For our purposes, however, we are not interested in the exact solutions within the dissipative layers and all we need is to know how to connect the ideal solutions between the end points of the layer. This is easily done by the SGHR method which provides us with relevant connection formulae for both P and .
In the case of the slow (the cusp) resonance the connection formulae are (Goossens, Hollweg & Sakurai 1992):
where and all equilibrium quantities in Eq. (20) are taken at .
The second relation in Eq. (20) represents the conservation law for Eulerian perturbation of total pressure inside the dissipative layer.

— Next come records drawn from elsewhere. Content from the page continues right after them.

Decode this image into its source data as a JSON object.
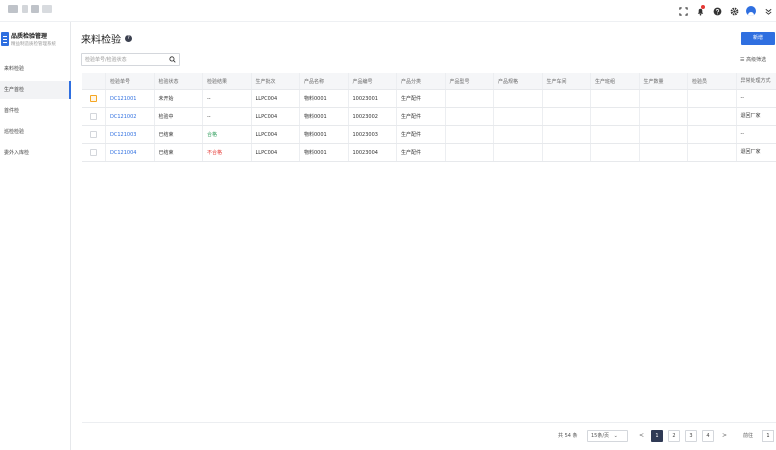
{
  "sidebar": {
    "brand": "品质检验管理",
    "brand_sub": "精益制造质检管理系统",
    "items": [
      {
        "label": "来料检验"
      },
      {
        "label": "生产首检"
      },
      {
        "label": "首件检"
      },
      {
        "label": "巡检检验"
      },
      {
        "label": "委外入库检"
      }
    ]
  },
  "page": {
    "title": "来料检验",
    "new_button": "新增",
    "search_placeholder": "检验单号/检验状态",
    "filter_label": "高级筛选"
  },
  "table": {
    "headers": [
      "检验单号",
      "检验状态",
      "检验结果",
      "生产批次",
      "产品名称",
      "产品编号",
      "产品分类",
      "产品型号",
      "产品规格",
      "生产车间",
      "生产班组",
      "生产数量",
      "检验员",
      "异常处理方式"
    ],
    "rows": [
      {
        "id": "DC121001",
        "status": "未开始",
        "result": "--",
        "batch": "LLPC004",
        "name": "物料0001",
        "code": "10023001",
        "category": "生产配件",
        "model": "",
        "spec": "",
        "workshop": "",
        "team": "",
        "qty": "",
        "inspector": "",
        "handling": "--"
      },
      {
        "id": "DC121002",
        "status": "检验中",
        "result": "--",
        "batch": "LLPC004",
        "name": "物料0001",
        "code": "10023002",
        "category": "生产配件",
        "model": "",
        "spec": "",
        "workshop": "",
        "team": "",
        "qty": "",
        "inspector": "",
        "handling": "退回厂家"
      },
      {
        "id": "DC121003",
        "status": "已结束",
        "result": "合格",
        "batch": "LLPC004",
        "name": "物料0001",
        "code": "10023003",
        "category": "生产配件",
        "model": "",
        "spec": "",
        "workshop": "",
        "team": "",
        "qty": "",
        "inspector": "",
        "handling": "--"
      },
      {
        "id": "DC121004",
        "status": "已结束",
        "result": "不合格",
        "batch": "LLPC004",
        "name": "物料0001",
        "code": "10023004",
        "category": "生产配件",
        "model": "",
        "spec": "",
        "workshop": "",
        "team": "",
        "qty": "",
        "inspector": "",
        "handling": "退回厂家"
      }
    ]
  },
  "pagination": {
    "total": "共 54 条",
    "page_size": "15条/页",
    "pages": [
      "1",
      "2",
      "3",
      "4"
    ],
    "prev": "<",
    "next": ">",
    "goto_label": "前往",
    "goto_value": "1",
    "goto_suffix": "页"
  },
  "colors": {
    "primary": "#2f6fe0",
    "success": "#2e9d5b",
    "danger": "#e53935",
    "warning": "#f5a623"
  }
}
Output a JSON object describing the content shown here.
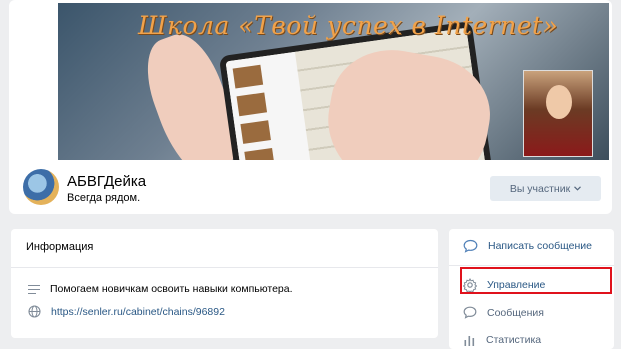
{
  "cover": {
    "title": "Школа «Твой успех в Internet»"
  },
  "group": {
    "name": "АБВГДейка",
    "status": "Всегда рядом.",
    "member_button": "Вы участник"
  },
  "info": {
    "title": "Информация",
    "description": "Помогаем новичкам освоить навыки компьютера.",
    "link": "https://senler.ru/cabinet/chains/96892"
  },
  "menu": {
    "items": [
      {
        "label": "Написать сообщение",
        "icon": "chat-bubble-icon"
      },
      {
        "label": "Управление",
        "icon": "gear-icon"
      },
      {
        "label": "Сообщения",
        "icon": "message-icon"
      },
      {
        "label": "Статистика",
        "icon": "bar-chart-icon"
      }
    ]
  },
  "colors": {
    "link": "#2a5885",
    "highlight": "#e0121c",
    "background": "#edeef0"
  }
}
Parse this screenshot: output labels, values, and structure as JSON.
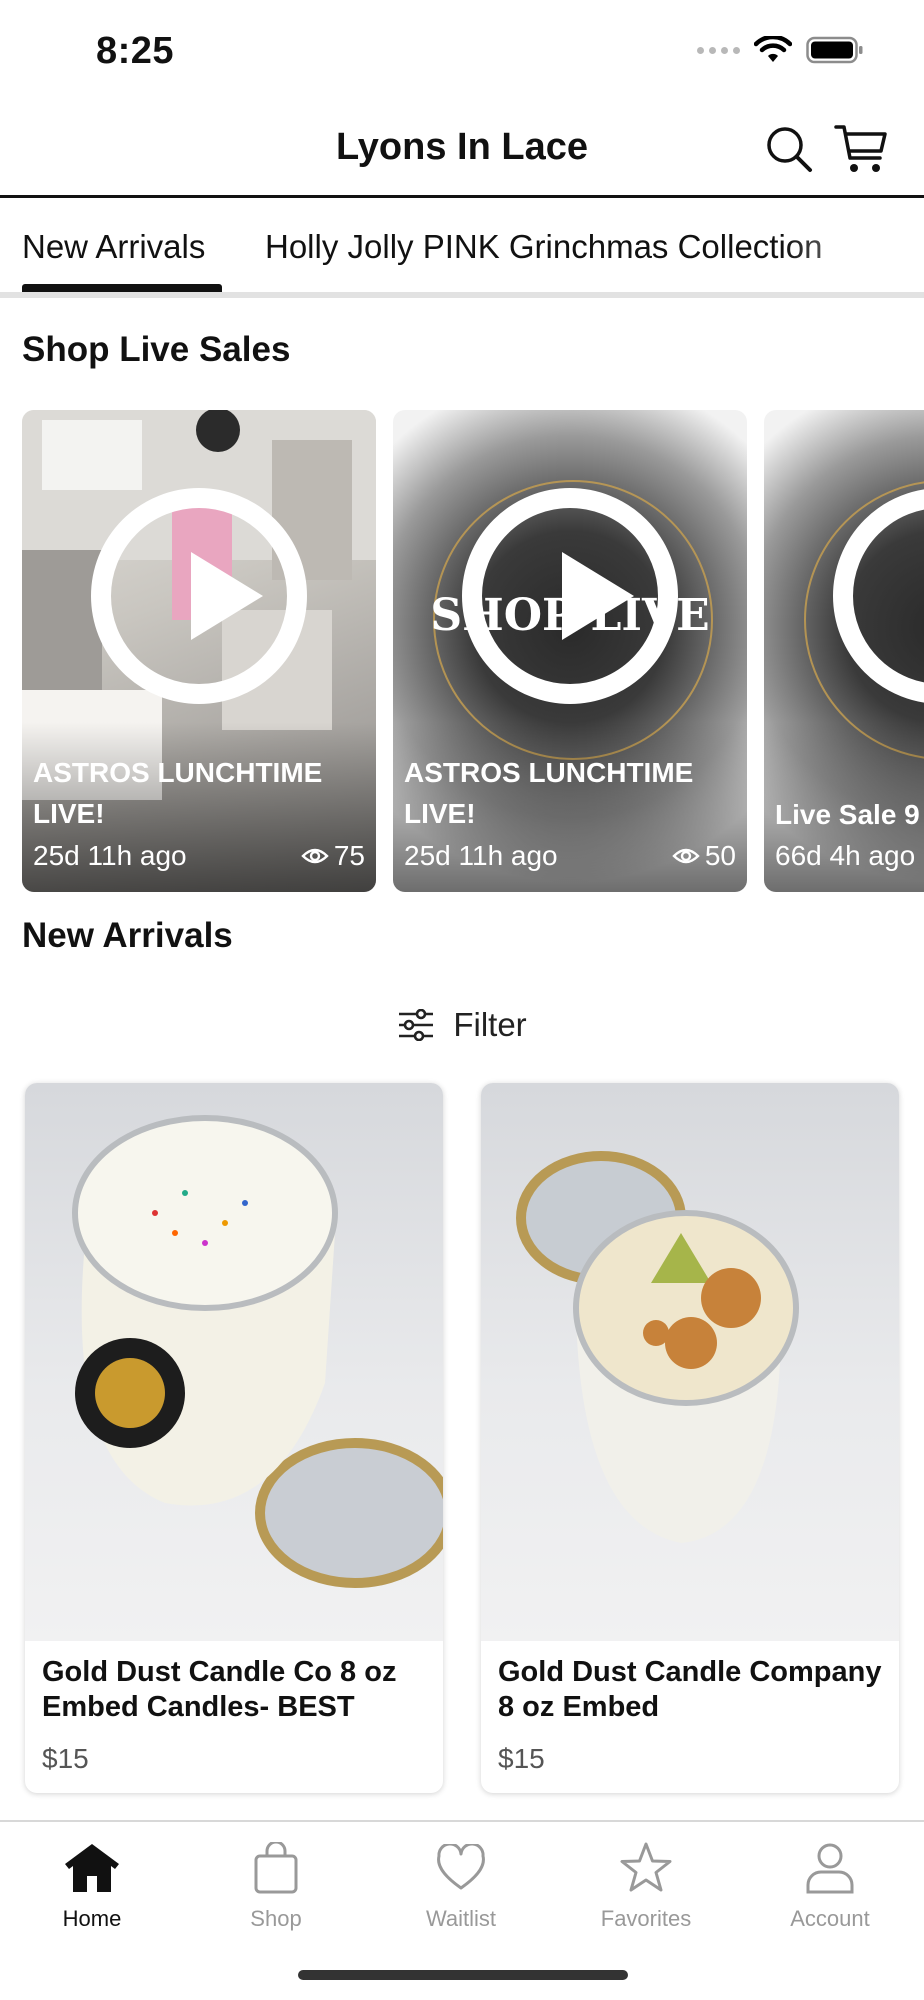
{
  "status_bar": {
    "time": "8:25"
  },
  "header": {
    "title": "Lyons In Lace",
    "search_icon": "search-icon",
    "cart_icon": "cart-icon"
  },
  "tabs": [
    {
      "label": "New Arrivals",
      "active": true
    },
    {
      "label": "Holly Jolly PINK Grinchmas Collection",
      "active": false
    }
  ],
  "live_section": {
    "title": "Shop Live Sales",
    "cards": [
      {
        "title": "ASTROS LUNCHTIME LIVE!",
        "time": "25d 11h ago",
        "views": "75"
      },
      {
        "title": "ASTROS LUNCHTIME LIVE!",
        "time": "25d 11h ago",
        "views": "50",
        "overlay_text": "SHOP LIVE"
      },
      {
        "title": "Live Sale 9",
        "time": "66d 4h ago",
        "views": ""
      }
    ]
  },
  "new_arrivals": {
    "title": "New Arrivals",
    "filter_label": "Filter",
    "products": [
      {
        "name": "Gold Dust Candle Co 8 oz Embed Candles- BEST",
        "price": "$15"
      },
      {
        "name": "Gold Dust Candle Company 8 oz Embed",
        "price": "$15"
      }
    ]
  },
  "bottom_nav": [
    {
      "label": "Home",
      "icon": "home-icon",
      "active": true
    },
    {
      "label": "Shop",
      "icon": "shopping-bag-icon",
      "active": false
    },
    {
      "label": "Waitlist",
      "icon": "heart-icon",
      "active": false
    },
    {
      "label": "Favorites",
      "icon": "star-icon",
      "active": false
    },
    {
      "label": "Account",
      "icon": "user-icon",
      "active": false
    }
  ]
}
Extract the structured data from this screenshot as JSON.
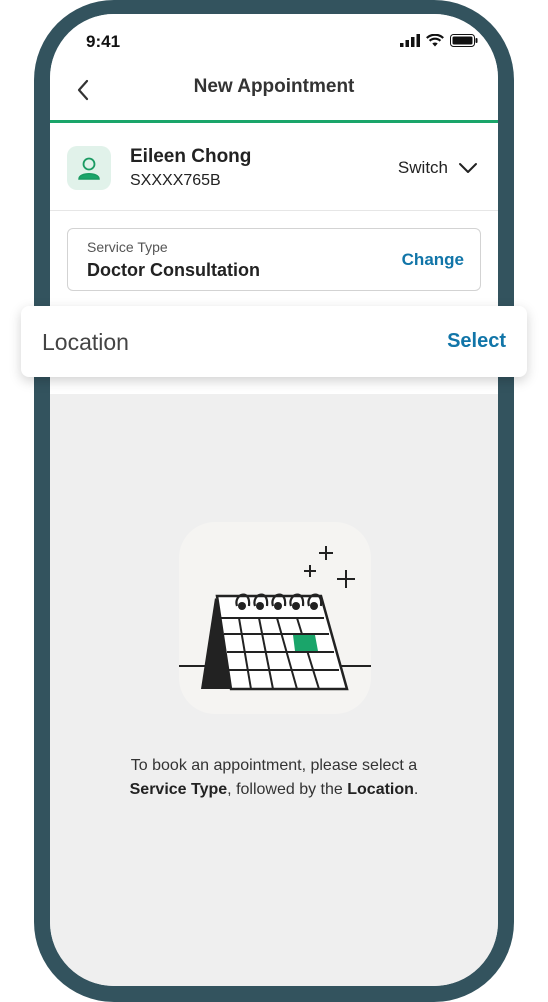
{
  "status_bar": {
    "time": "9:41"
  },
  "nav": {
    "title": "New Appointment"
  },
  "patient": {
    "name": "Eileen Chong",
    "id": "SXXXX765B",
    "switch_label": "Switch"
  },
  "service": {
    "label": "Service Type",
    "value": "Doctor Consultation",
    "action": "Change"
  },
  "location": {
    "label": "Location",
    "action": "Select"
  },
  "empty_state": {
    "line1": "To book an appointment, please select a",
    "bold1": "Service Type",
    "mid": ", followed by the ",
    "bold2": "Location",
    "end": "."
  },
  "colors": {
    "accent_green": "#1aa56a",
    "link_blue": "#1175a8",
    "frame": "#33535e"
  },
  "icons": [
    "back-chevron-icon",
    "signal-icon",
    "wifi-icon",
    "battery-icon",
    "user-icon",
    "chevron-down-icon",
    "calendar-illustration"
  ]
}
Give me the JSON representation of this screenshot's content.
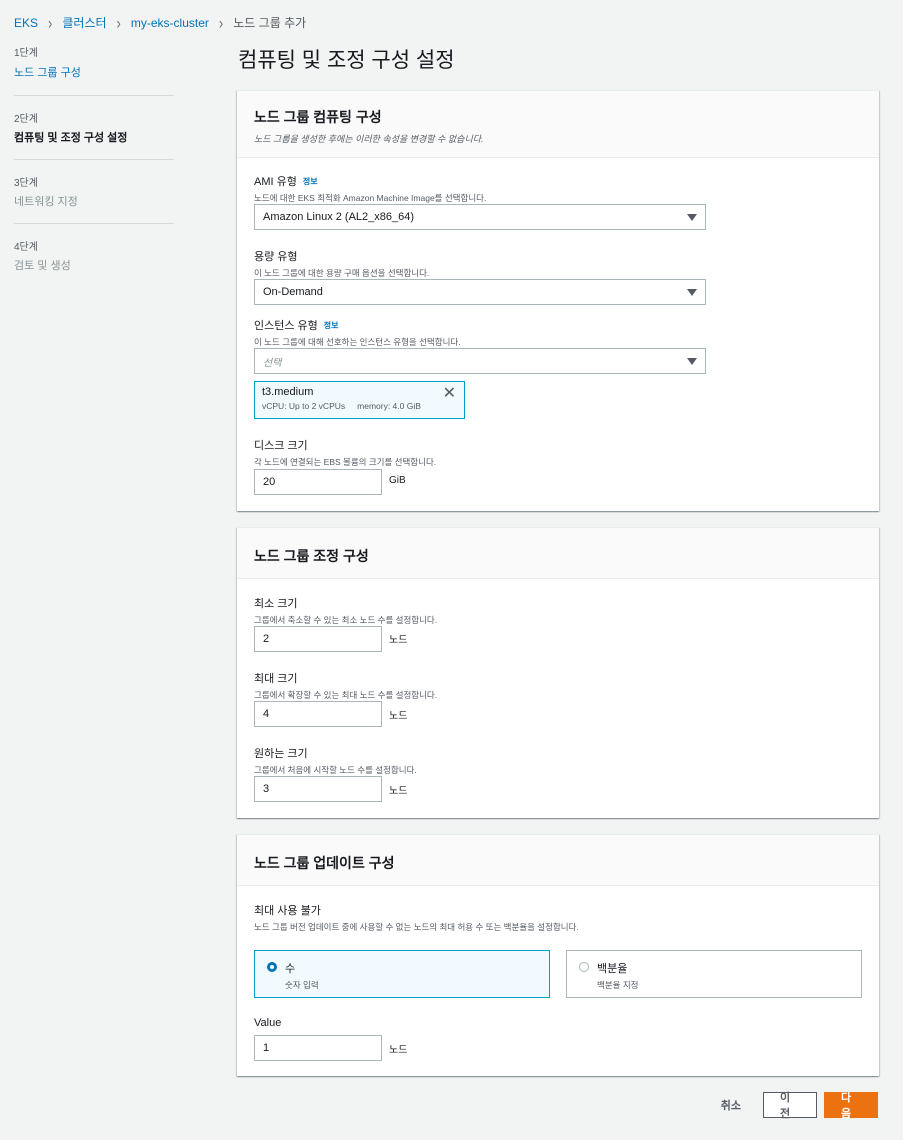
{
  "breadcrumb": [
    "EKS",
    "클러스터",
    "my-eks-cluster",
    "노드 그룹 추가"
  ],
  "steps": [
    {
      "num": "1단계",
      "label": "노드 그룹 구성"
    },
    {
      "num": "2단계",
      "label": "컴퓨팅 및 조정 구성 설정"
    },
    {
      "num": "3단계",
      "label": "네트워킹 지정"
    },
    {
      "num": "4단계",
      "label": "검토 및 생성"
    }
  ],
  "page_title": "컴퓨팅 및 조정 구성 설정",
  "compute": {
    "title": "노드 그룹 컴퓨팅 구성",
    "subtitle": "노드 그룹을 생성한 후에는 이러한 속성을 변경할 수 없습니다.",
    "ami": {
      "label": "AMI 유형",
      "info": "정보",
      "desc": "노드에 대한 EKS 최적화 Amazon Machine Image를 선택합니다.",
      "value": "Amazon Linux 2 (AL2_x86_64)"
    },
    "capacity": {
      "label": "용량 유형",
      "desc": "이 노드 그룹에 대한 용량 구매 옵션을 선택합니다.",
      "value": "On-Demand"
    },
    "instance": {
      "label": "인스턴스 유형",
      "info": "정보",
      "desc": "이 노드 그룹에 대해 선호하는 인스턴스 유형을 선택합니다.",
      "placeholder": "선택",
      "token": {
        "name": "t3.medium",
        "vcpu": "vCPU: Up to 2 vCPUs",
        "memory": "memory: 4.0 GiB"
      }
    },
    "disk": {
      "label": "디스크 크기",
      "desc": "각 노드에 연결되는 EBS 볼륨의 크기를 선택합니다.",
      "value": "20",
      "unit": "GiB"
    }
  },
  "scaling": {
    "title": "노드 그룹 조정 구성",
    "min": {
      "label": "최소 크기",
      "desc": "그룹에서 축소할 수 있는 최소 노드 수를 설정합니다.",
      "value": "2",
      "unit": "노드"
    },
    "max": {
      "label": "최대 크기",
      "desc": "그룹에서 확장할 수 있는 최대 노드 수를 설정합니다.",
      "value": "4",
      "unit": "노드"
    },
    "desired": {
      "label": "원하는 크기",
      "desc": "그룹에서 처음에 시작할 노드 수를 설정합니다.",
      "value": "3",
      "unit": "노드"
    }
  },
  "update": {
    "title": "노드 그룹 업데이트 구성",
    "max_unavailable": {
      "label": "최대 사용 불가",
      "desc": "노드 그룹 버전 업데이트 중에 사용할 수 없는 노드의 최대 허용 수 또는 백분율을 설정합니다."
    },
    "options": [
      {
        "label": "수",
        "desc": "숫자 입력",
        "selected": true
      },
      {
        "label": "백분율",
        "desc": "백분율 지정",
        "selected": false
      }
    ],
    "value": {
      "label": "Value",
      "value": "1",
      "unit": "노드"
    }
  },
  "actions": {
    "cancel": "취소",
    "previous": "이전",
    "next": "다음"
  },
  "colors": {
    "link": "#0073bb",
    "primary": "#ec7211",
    "selected_border": "#00a1c9"
  }
}
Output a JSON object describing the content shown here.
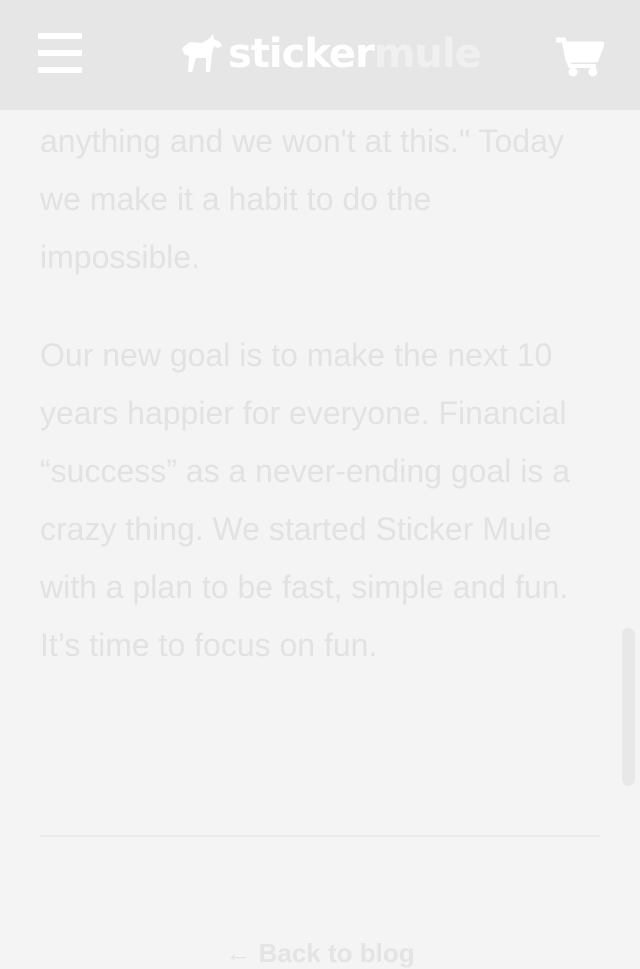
{
  "header": {
    "logo_part1": "sticker",
    "logo_part2": "mule"
  },
  "article": {
    "paragraph_continued": "anything and we won't at this.\" Today we make it a habit to do the impossible.",
    "paragraph_final": "Our new goal is to make the next 10 years happier for everyone. Financial “success” as a never-ending goal is a crazy thing. We started Sticker Mule with a plan to be fast, simple and fun. It’s time to focus on fun."
  },
  "footer": {
    "back_link": "← Back to blog"
  },
  "icons": {
    "menu": "hamburger-icon",
    "logo": "mule-logo-icon",
    "cart": "cart-icon"
  },
  "colors": {
    "header_bg": "#e6e6e6",
    "page_bg": "#f4f4f4",
    "text": "#e2e2e2"
  }
}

The extent of the dissipative layer follows from the asymptotic analysis by Goossens, Ruderman & Hollweg (1995) who estimate it as
and the isotropic electric resistivity taken as the dominant dissipative process.
The jump conditions (20) are then applied to connect the numerical values of P and across the interval around the cusp singularity.
In the case of the Alfvén resonance, the connection formulae are (Goossens, Hollweg & Sakurai, 1992):
while the jumps (22) connect the solutions for P and across the interval around the Alfvén singularity at (Goossens, Ruderman & Hollweg, 1995).
Once the dissipative layer with the singular point has been crossed, the numerical integration is carried on until the boundary of region 2 is reached at and the related values of and are obtained.
© European Southern Observatory (ESO) 1998
Online publication: September 30, 1998